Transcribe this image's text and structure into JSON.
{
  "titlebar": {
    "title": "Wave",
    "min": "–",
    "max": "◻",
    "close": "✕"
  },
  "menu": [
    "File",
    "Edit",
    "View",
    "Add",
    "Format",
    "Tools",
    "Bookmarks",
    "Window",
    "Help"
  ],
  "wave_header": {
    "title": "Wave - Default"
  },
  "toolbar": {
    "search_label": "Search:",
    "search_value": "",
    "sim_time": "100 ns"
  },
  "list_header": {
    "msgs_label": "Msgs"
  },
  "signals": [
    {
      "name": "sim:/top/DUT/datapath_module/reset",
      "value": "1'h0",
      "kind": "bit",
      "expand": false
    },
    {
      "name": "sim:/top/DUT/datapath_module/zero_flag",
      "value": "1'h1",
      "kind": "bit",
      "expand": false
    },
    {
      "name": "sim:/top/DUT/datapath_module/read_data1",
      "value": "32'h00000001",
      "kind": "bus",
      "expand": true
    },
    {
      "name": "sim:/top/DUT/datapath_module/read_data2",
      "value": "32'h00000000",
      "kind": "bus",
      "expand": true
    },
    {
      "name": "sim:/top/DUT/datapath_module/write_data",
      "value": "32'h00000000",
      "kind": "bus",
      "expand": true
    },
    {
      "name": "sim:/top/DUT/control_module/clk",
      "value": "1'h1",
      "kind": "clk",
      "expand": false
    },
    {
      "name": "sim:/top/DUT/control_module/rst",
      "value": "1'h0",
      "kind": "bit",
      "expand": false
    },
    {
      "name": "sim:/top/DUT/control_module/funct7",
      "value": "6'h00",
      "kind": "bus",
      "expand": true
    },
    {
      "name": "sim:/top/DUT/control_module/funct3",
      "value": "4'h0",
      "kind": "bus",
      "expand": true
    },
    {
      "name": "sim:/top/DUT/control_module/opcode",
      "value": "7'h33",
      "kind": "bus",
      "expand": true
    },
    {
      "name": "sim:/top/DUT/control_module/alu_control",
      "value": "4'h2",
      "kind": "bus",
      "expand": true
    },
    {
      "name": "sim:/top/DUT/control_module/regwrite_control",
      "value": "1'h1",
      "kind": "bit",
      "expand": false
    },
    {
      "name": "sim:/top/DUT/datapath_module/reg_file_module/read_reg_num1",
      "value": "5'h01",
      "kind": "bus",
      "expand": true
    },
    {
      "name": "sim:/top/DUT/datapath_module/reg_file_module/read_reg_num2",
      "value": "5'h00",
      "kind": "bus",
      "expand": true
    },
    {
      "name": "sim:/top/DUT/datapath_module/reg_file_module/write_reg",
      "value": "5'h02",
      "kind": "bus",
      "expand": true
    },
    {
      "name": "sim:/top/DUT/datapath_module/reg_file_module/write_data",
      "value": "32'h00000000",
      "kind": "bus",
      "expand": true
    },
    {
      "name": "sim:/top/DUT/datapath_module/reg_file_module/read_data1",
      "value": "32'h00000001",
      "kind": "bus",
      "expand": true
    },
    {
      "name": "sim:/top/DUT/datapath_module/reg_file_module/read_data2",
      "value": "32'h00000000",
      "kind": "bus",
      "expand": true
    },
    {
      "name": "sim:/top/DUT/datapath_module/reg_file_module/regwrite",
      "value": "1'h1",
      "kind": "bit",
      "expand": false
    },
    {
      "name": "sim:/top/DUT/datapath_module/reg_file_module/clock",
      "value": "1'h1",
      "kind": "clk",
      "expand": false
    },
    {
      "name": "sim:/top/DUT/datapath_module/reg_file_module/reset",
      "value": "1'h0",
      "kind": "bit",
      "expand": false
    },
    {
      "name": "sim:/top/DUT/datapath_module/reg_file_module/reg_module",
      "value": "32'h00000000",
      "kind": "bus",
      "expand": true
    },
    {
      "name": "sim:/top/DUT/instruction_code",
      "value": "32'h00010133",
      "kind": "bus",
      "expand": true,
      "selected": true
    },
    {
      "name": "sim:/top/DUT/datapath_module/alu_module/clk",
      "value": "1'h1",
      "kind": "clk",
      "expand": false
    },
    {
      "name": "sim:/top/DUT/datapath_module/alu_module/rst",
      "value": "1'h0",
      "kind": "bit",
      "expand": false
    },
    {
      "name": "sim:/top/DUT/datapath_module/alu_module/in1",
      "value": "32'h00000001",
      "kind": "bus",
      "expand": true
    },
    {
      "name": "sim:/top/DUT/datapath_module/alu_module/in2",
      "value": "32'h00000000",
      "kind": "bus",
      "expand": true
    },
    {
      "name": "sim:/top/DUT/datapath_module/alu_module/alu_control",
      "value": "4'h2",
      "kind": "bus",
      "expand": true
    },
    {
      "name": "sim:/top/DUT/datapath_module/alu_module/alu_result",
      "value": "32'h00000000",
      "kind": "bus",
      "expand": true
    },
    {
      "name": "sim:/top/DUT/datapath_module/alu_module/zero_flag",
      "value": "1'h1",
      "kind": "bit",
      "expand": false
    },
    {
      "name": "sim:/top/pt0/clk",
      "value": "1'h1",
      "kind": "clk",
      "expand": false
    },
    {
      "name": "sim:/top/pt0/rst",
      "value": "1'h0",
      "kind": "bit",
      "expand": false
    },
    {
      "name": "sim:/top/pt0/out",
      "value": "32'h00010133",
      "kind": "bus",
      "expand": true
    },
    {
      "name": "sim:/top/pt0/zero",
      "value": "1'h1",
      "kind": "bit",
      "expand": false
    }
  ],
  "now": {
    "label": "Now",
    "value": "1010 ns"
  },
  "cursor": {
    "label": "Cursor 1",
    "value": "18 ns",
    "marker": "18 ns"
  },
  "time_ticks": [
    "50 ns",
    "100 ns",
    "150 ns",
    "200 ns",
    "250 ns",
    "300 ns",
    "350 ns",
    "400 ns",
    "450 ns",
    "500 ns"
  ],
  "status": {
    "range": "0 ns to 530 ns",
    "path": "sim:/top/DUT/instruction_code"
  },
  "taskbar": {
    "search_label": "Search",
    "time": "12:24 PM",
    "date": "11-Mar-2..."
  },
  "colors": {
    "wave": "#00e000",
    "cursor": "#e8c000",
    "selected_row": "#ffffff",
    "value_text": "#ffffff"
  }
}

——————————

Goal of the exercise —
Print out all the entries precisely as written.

Output for this task —
Transcribe this image's text and structure into JSON.
{
  "titlebar": {
    "title": "Wave",
    "min": "–",
    "max": "◻",
    "close": "✕"
  },
  "menu": [
    "File",
    "Edit",
    "View",
    "Add",
    "Format",
    "Tools",
    "Bookmarks",
    "Window",
    "Help"
  ],
  "wave_header": {
    "title": "Wave - Default"
  },
  "toolbar": {
    "search_label": "Search:",
    "search_value": "",
    "sim_time": "100 ns"
  },
  "list_header": {
    "msgs_label": "Msgs"
  },
  "signals": [
    {
      "name": "sim:/top/DUT/datapath_module/reset",
      "value": "1'h0",
      "kind": "bit",
      "expand": false
    },
    {
      "name": "sim:/top/DUT/datapath_module/zero_flag",
      "value": "1'h1",
      "kind": "bit",
      "expand": false
    },
    {
      "name": "sim:/top/DUT/datapath_module/read_data1",
      "value": "32'h00000001",
      "kind": "bus",
      "expand": true
    },
    {
      "name": "sim:/top/DUT/datapath_module/read_data2",
      "value": "32'h00000000",
      "kind": "bus",
      "expand": true
    },
    {
      "name": "sim:/top/DUT/datapath_module/write_data",
      "value": "32'h00000000",
      "kind": "bus",
      "expand": true
    },
    {
      "name": "sim:/top/DUT/control_module/clk",
      "value": "1'h1",
      "kind": "clk",
      "expand": false
    },
    {
      "name": "sim:/top/DUT/control_module/rst",
      "value": "1'h0",
      "kind": "bit",
      "expand": false
    },
    {
      "name": "sim:/top/DUT/control_module/funct7",
      "value": "6'h00",
      "kind": "bus",
      "expand": true
    },
    {
      "name": "sim:/top/DUT/control_module/funct3",
      "value": "4'h0",
      "kind": "bus",
      "expand": true
    },
    {
      "name": "sim:/top/DUT/control_module/opcode",
      "value": "7'h33",
      "kind": "bus",
      "expand": true
    },
    {
      "name": "sim:/top/DUT/control_module/alu_control",
      "value": "4'h2",
      "kind": "bus",
      "expand": true
    },
    {
      "name": "sim:/top/DUT/control_module/regwrite_control",
      "value": "1'h1",
      "kind": "bit",
      "expand": false
    },
    {
      "name": "sim:/top/DUT/datapath_module/reg_file_module/read_reg_num1",
      "value": "5'h01",
      "kind": "bus",
      "expand": true
    },
    {
      "name": "sim:/top/DUT/datapath_module/reg_file_module/read_reg_num2",
      "value": "5'h00",
      "kind": "bus",
      "expand": true
    },
    {
      "name": "sim:/top/DUT/datapath_module/reg_file_module/write_reg",
      "value": "5'h02",
      "kind": "bus",
      "expand": true
    },
    {
      "name": "sim:/top/DUT/datapath_module/reg_file_module/write_data",
      "value": "32'h00000000",
      "kind": "bus",
      "expand": true
    },
    {
      "name": "sim:/top/DUT/datapath_module/reg_file_module/read_data1",
      "value": "32'h00000001",
      "kind": "bus",
      "expand": true
    },
    {
      "name": "sim:/top/DUT/datapath_module/reg_file_module/read_data2",
      "value": "32'h00000000",
      "kind": "bus",
      "expand": true
    },
    {
      "name": "sim:/top/DUT/datapath_module/reg_file_module/regwrite",
      "value": "1'h1",
      "kind": "bit",
      "expand": false
    },
    {
      "name": "sim:/top/DUT/datapath_module/reg_file_module/clock",
      "value": "1'h1",
      "kind": "clk",
      "expand": false
    },
    {
      "name": "sim:/top/DUT/datapath_module/reg_file_module/reset",
      "value": "1'h0",
      "kind": "bit",
      "expand": false
    },
    {
      "name": "sim:/top/DUT/datapath_module/reg_file_module/reg_module",
      "value": "32'h00000000",
      "kind": "bus",
      "expand": true
    },
    {
      "name": "sim:/top/DUT/instruction_code",
      "value": "32'h00010133",
      "kind": "bus",
      "expand": true,
      "selected": true
    },
    {
      "name": "sim:/top/DUT/datapath_module/alu_module/clk",
      "value": "1'h1",
      "kind": "clk",
      "expand": false
    },
    {
      "name": "sim:/top/DUT/datapath_module/alu_module/rst",
      "value": "1'h0",
      "kind": "bit",
      "expand": false
    },
    {
      "name": "sim:/top/DUT/datapath_module/alu_module/in1",
      "value": "32'h00000001",
      "kind": "bus",
      "expand": true
    },
    {
      "name": "sim:/top/DUT/datapath_module/alu_module/in2",
      "value": "32'h00000000",
      "kind": "bus",
      "expand": true
    },
    {
      "name": "sim:/top/DUT/datapath_module/alu_module/alu_control",
      "value": "4'h2",
      "kind": "bus",
      "expand": true
    },
    {
      "name": "sim:/top/DUT/datapath_module/alu_module/alu_result",
      "value": "32'h00000000",
      "kind": "bus",
      "expand": true
    },
    {
      "name": "sim:/top/DUT/datapath_module/alu_module/zero_flag",
      "value": "1'h1",
      "kind": "bit",
      "expand": false
    },
    {
      "name": "sim:/top/pt0/clk",
      "value": "1'h1",
      "kind": "clk",
      "expand": false
    },
    {
      "name": "sim:/top/pt0/rst",
      "value": "1'h0",
      "kind": "bit",
      "expand": false
    },
    {
      "name": "sim:/top/pt0/out",
      "value": "32'h00010133",
      "kind": "bus",
      "expand": true
    },
    {
      "name": "sim:/top/pt0/zero",
      "value": "1'h1",
      "kind": "bit",
      "expand": false
    }
  ],
  "now": {
    "label": "Now",
    "value": "1010 ns"
  },
  "cursor": {
    "label": "Cursor 1",
    "value": "18 ns",
    "marker": "18 ns"
  },
  "time_ticks": [
    "50 ns",
    "100 ns",
    "150 ns",
    "200 ns",
    "250 ns",
    "300 ns",
    "350 ns",
    "400 ns",
    "450 ns",
    "500 ns"
  ],
  "status": {
    "range": "0 ns to 530 ns",
    "path": "sim:/top/DUT/instruction_code"
  },
  "taskbar": {
    "search_label": "Search",
    "time": "12:24 PM",
    "date": "11-Mar-2..."
  },
  "colors": {
    "wave": "#00e000",
    "cursor": "#e8c000",
    "selected_row": "#ffffff",
    "value_text": "#ffffff"
  }
}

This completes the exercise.